> **REQUIREMENT**
Nothing but the lines holding the string "tick" should appear in the answer. Copy them from the entries.
====== DATA EXCERPTS
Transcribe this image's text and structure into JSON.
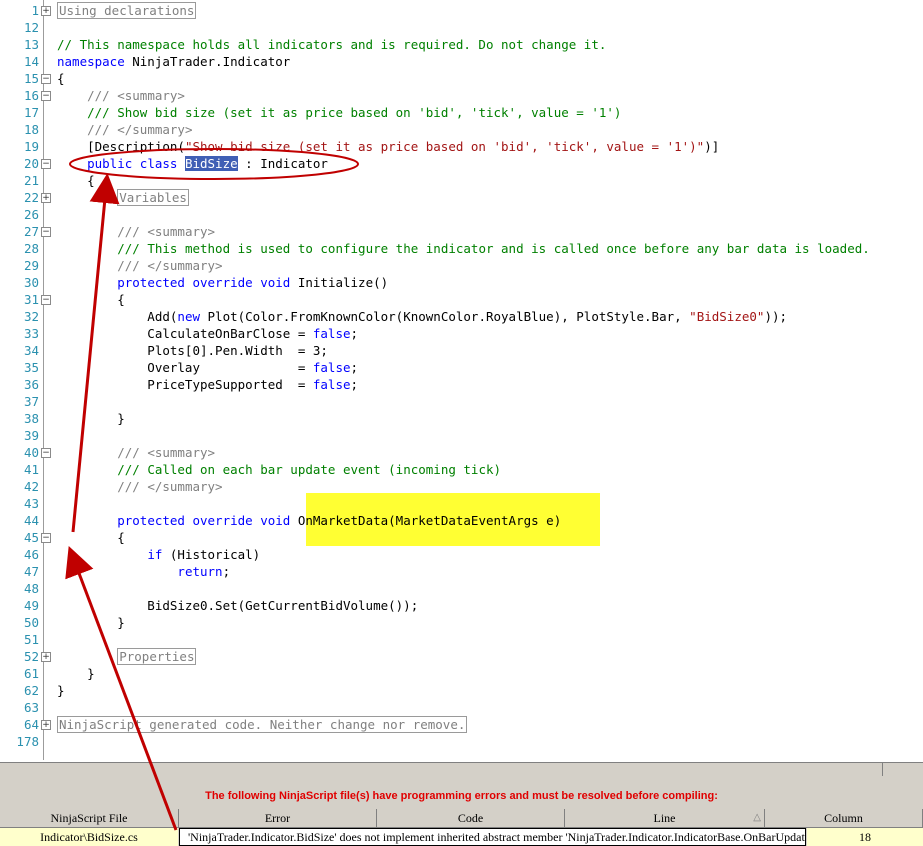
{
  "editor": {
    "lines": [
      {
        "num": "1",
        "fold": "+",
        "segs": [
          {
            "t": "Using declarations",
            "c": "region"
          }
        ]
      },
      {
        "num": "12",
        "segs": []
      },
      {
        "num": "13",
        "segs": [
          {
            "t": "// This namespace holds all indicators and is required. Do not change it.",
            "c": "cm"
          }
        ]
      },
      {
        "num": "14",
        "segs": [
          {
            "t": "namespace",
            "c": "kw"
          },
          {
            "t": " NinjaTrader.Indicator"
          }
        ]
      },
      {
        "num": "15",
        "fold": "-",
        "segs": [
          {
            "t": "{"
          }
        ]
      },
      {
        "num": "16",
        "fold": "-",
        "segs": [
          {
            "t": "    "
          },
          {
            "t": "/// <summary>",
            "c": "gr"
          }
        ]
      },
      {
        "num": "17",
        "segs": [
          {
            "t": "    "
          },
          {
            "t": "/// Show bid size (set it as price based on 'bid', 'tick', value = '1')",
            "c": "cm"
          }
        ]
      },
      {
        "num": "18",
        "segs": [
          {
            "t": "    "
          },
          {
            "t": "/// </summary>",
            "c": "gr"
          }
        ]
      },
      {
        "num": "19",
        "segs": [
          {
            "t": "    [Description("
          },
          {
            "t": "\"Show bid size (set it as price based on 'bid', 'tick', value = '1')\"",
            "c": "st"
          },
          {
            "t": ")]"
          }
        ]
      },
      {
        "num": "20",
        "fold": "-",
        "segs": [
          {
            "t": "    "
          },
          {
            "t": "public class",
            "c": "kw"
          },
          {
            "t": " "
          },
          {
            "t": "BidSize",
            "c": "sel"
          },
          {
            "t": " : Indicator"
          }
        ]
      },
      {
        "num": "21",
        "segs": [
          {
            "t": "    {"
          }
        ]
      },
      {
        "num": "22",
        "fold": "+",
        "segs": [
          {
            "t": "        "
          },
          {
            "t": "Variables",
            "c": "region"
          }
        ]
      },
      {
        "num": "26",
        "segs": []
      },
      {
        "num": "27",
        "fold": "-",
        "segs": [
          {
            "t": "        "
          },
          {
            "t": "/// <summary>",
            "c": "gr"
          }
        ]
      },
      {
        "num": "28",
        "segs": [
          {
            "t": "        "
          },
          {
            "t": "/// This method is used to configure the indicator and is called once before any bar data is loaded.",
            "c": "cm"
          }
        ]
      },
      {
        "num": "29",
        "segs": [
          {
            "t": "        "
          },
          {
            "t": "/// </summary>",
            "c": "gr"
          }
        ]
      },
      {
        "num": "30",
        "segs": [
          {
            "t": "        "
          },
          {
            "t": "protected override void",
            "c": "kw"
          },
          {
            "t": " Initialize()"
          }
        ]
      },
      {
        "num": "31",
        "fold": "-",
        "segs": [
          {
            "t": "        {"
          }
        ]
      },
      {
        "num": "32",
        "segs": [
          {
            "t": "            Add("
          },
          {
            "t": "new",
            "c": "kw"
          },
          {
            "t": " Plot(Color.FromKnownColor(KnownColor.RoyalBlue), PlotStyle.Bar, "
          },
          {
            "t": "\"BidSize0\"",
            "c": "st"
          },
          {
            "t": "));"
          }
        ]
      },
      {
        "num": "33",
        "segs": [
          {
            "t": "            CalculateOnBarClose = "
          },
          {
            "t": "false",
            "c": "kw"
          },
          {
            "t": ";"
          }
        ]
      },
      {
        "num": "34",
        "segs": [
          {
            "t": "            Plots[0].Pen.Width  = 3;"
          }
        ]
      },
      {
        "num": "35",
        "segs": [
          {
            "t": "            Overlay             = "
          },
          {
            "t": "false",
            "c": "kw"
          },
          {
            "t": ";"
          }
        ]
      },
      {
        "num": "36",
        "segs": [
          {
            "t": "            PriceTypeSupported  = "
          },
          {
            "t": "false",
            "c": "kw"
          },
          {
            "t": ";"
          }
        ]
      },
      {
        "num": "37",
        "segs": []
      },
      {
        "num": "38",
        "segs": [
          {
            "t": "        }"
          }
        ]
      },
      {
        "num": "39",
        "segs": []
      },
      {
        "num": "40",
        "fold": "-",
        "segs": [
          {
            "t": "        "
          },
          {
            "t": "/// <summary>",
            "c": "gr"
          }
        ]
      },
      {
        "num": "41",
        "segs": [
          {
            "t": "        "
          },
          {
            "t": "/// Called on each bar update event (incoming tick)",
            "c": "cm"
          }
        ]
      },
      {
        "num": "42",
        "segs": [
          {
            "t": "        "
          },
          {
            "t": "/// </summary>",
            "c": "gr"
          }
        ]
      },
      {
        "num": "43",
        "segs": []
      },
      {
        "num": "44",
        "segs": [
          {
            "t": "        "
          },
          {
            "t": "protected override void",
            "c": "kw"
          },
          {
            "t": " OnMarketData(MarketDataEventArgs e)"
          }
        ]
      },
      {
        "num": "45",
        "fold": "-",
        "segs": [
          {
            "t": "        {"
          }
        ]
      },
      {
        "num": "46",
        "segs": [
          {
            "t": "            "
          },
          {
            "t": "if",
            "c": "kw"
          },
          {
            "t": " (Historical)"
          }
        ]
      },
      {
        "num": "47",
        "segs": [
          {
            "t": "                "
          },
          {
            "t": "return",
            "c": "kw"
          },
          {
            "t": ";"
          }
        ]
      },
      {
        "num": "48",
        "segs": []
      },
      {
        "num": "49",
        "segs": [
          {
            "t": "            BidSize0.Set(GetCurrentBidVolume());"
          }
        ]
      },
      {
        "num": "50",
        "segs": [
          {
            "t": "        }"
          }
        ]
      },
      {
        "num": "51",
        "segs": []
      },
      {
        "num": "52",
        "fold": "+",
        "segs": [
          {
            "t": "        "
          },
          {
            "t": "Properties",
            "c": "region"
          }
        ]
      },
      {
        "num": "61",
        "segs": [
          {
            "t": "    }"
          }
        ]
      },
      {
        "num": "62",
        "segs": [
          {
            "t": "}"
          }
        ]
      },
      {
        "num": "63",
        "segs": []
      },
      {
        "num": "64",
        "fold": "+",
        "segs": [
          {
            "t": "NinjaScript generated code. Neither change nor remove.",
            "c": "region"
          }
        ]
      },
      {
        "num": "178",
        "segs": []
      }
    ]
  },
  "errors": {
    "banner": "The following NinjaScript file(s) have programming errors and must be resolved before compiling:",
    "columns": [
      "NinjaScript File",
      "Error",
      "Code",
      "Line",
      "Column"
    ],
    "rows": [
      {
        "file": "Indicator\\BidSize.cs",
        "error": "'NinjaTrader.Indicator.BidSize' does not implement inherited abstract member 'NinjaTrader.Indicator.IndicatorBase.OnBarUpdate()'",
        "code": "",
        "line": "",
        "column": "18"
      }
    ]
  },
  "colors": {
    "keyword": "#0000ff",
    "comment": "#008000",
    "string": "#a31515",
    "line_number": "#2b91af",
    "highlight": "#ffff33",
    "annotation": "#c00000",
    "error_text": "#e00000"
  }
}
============
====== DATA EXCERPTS
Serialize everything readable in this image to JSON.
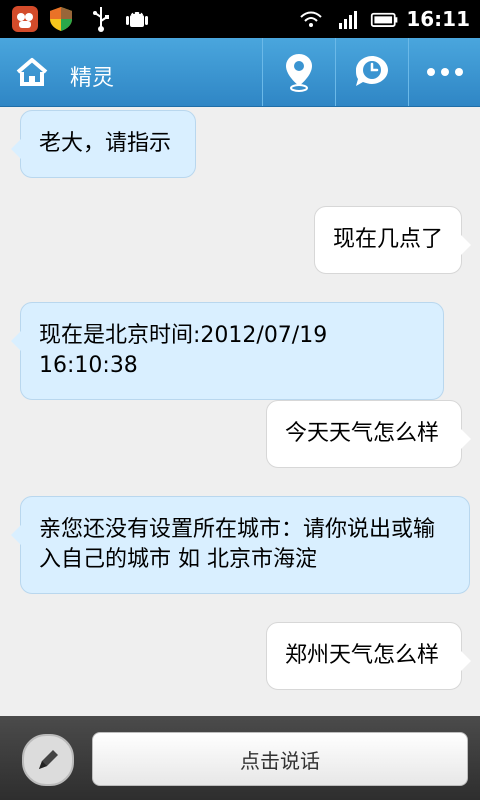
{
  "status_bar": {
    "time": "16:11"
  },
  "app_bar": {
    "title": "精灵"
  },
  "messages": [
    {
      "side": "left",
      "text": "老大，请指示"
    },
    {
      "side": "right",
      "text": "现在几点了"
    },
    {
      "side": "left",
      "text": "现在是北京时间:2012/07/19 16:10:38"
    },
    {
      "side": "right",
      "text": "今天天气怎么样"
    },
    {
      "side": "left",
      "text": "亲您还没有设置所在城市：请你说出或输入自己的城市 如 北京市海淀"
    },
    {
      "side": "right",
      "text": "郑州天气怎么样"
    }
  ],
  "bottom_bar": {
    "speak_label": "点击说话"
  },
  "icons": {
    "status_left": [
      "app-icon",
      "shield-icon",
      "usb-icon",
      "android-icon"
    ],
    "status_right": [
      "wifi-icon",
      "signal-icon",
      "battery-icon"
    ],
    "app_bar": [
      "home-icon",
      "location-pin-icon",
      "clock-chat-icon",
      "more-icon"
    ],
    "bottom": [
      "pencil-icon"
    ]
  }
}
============
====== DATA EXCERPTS
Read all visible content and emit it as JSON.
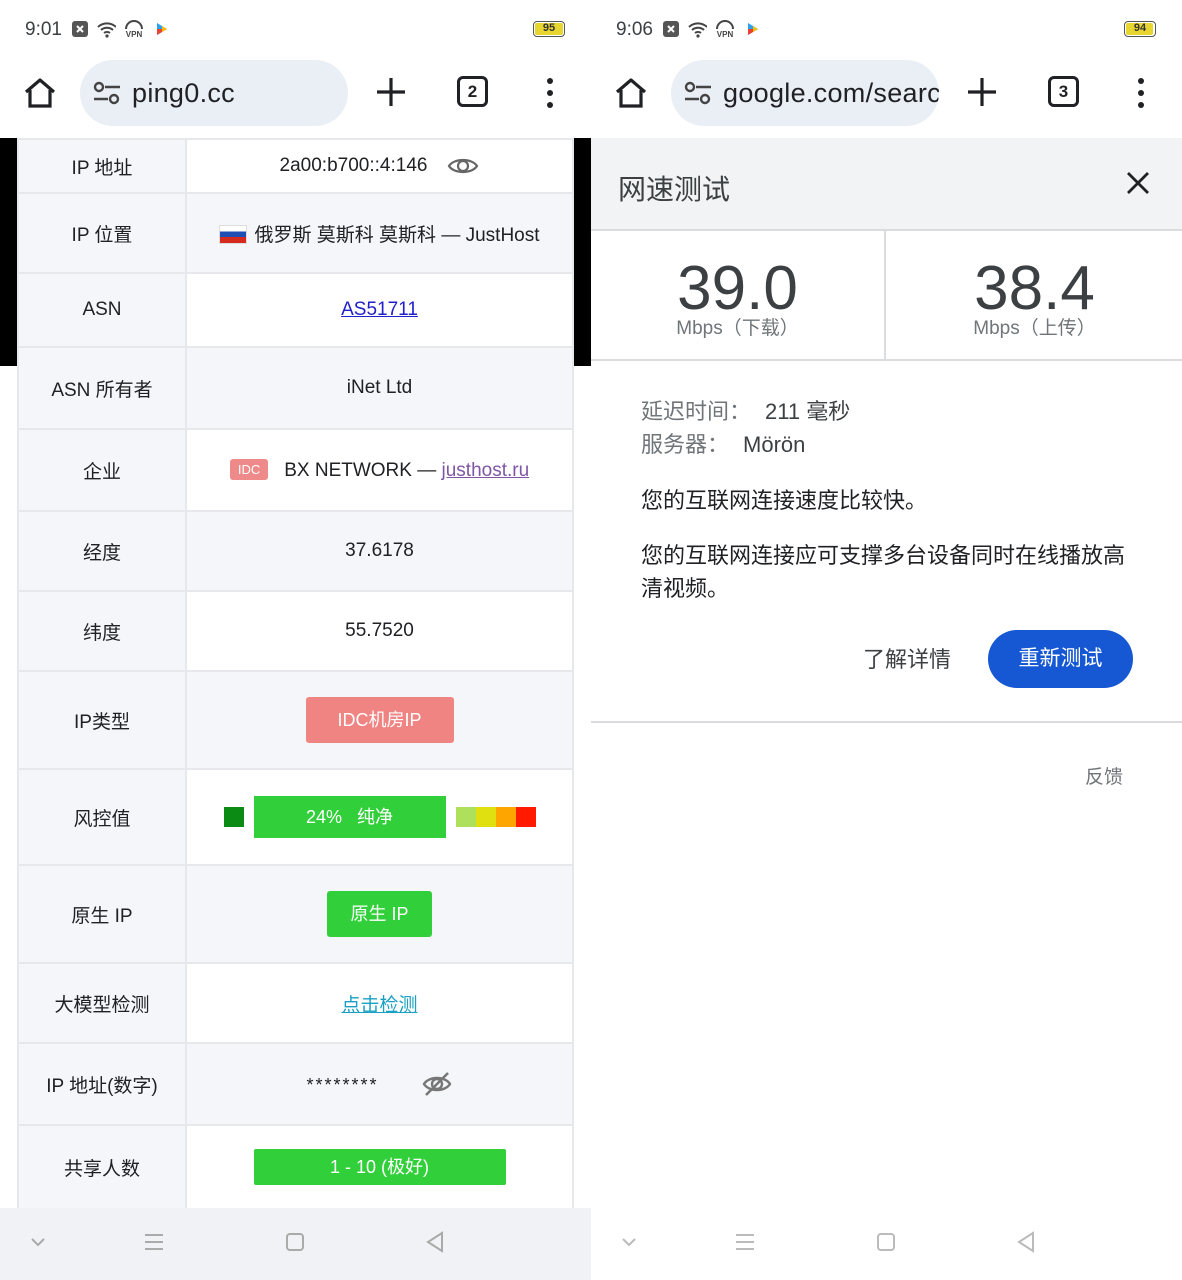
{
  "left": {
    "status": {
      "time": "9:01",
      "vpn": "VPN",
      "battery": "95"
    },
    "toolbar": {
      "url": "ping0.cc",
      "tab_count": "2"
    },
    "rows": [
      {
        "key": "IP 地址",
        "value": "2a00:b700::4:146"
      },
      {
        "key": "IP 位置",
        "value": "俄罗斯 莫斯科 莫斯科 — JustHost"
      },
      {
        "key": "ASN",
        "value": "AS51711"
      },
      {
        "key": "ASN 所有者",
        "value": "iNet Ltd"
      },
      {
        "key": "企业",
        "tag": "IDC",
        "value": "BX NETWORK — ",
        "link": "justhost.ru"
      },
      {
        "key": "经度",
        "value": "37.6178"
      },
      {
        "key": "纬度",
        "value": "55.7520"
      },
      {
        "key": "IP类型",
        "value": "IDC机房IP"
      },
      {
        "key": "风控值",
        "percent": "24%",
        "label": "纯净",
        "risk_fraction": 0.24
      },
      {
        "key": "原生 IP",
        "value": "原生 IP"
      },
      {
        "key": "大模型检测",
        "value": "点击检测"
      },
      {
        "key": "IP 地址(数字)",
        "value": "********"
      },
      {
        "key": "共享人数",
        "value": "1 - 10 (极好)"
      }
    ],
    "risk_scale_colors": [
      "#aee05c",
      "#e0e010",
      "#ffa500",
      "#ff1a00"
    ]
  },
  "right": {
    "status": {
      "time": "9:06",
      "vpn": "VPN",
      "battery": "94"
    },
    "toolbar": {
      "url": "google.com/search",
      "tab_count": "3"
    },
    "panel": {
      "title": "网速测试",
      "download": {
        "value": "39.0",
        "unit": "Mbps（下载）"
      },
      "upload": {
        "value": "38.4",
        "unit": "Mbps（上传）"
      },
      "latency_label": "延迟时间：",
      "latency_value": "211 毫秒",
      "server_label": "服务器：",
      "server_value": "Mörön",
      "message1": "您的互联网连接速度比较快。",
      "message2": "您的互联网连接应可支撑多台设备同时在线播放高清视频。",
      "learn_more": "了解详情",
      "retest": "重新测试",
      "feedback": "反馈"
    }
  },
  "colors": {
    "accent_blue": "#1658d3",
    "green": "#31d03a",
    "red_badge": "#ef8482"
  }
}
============
> **RESPONSE TO THE EXERCISE**
            "t": "/// Show bid size (set it as price based on 'bid', 'tick', value = '1')",
            "t": "\"Show bid size (set it as price based on 'bid', 'tick', value = '1')\"",
            "t": "/// Called on each bar update event (incoming tick)",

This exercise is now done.